[Element data from apps and pages]
___
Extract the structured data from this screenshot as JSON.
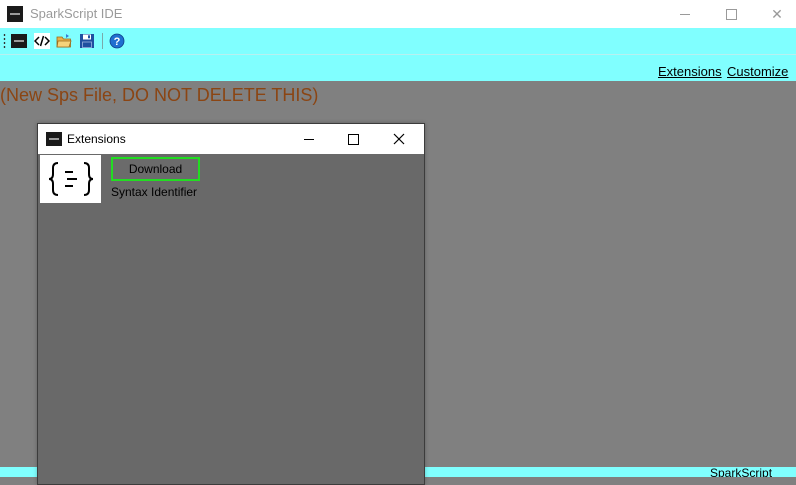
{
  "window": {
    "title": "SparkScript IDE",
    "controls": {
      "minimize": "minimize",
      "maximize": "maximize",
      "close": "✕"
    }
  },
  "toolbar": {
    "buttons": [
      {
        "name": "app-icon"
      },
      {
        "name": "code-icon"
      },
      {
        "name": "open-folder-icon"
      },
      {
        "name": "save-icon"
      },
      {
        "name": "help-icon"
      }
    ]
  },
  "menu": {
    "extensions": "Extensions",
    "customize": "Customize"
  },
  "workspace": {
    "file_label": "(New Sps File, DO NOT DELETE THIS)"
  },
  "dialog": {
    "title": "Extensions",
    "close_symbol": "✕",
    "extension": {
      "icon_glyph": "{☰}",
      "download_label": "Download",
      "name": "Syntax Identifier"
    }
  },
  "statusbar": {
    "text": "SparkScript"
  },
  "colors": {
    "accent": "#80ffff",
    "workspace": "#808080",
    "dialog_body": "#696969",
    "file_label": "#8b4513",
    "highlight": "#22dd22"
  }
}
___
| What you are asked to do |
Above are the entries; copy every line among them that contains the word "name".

| The answer |
        "name": "app-icon"
        "name": "code-icon"
        "name": "open-folder-icon"
        "name": "save-icon"
        "name": "help-icon"
      "name": "Syntax Identifier"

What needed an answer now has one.